## Exercise description
What is the number of lines in the data below that contain "hint"? Answer with that number and no other words.

*** Opening of Data supplied ***

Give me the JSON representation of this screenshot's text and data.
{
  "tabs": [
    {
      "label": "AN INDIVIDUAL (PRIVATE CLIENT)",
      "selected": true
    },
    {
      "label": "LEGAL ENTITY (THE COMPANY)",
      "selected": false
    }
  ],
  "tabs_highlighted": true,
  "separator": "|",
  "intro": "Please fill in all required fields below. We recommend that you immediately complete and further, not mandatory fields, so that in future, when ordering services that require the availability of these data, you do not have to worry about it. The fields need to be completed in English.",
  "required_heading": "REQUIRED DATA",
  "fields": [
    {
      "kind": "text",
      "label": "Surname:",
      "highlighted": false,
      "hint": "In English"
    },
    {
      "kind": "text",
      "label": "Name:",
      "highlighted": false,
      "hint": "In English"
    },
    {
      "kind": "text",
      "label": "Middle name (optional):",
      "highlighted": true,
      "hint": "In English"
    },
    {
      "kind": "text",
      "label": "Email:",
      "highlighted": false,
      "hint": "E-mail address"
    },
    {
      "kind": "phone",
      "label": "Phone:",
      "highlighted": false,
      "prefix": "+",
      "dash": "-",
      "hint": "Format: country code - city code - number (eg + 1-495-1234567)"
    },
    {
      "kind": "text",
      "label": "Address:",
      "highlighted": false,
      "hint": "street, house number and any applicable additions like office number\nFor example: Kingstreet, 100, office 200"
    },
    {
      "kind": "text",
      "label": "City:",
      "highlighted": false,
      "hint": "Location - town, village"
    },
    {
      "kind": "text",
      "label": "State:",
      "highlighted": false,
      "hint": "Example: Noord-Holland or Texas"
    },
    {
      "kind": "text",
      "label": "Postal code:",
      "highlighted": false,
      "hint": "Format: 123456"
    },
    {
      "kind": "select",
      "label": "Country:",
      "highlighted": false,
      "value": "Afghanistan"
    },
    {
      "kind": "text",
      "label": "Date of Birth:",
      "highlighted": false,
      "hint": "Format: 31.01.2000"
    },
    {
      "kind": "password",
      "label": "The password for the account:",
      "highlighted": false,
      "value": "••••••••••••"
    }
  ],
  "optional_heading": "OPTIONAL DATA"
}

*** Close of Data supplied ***

## Answer to the problem
10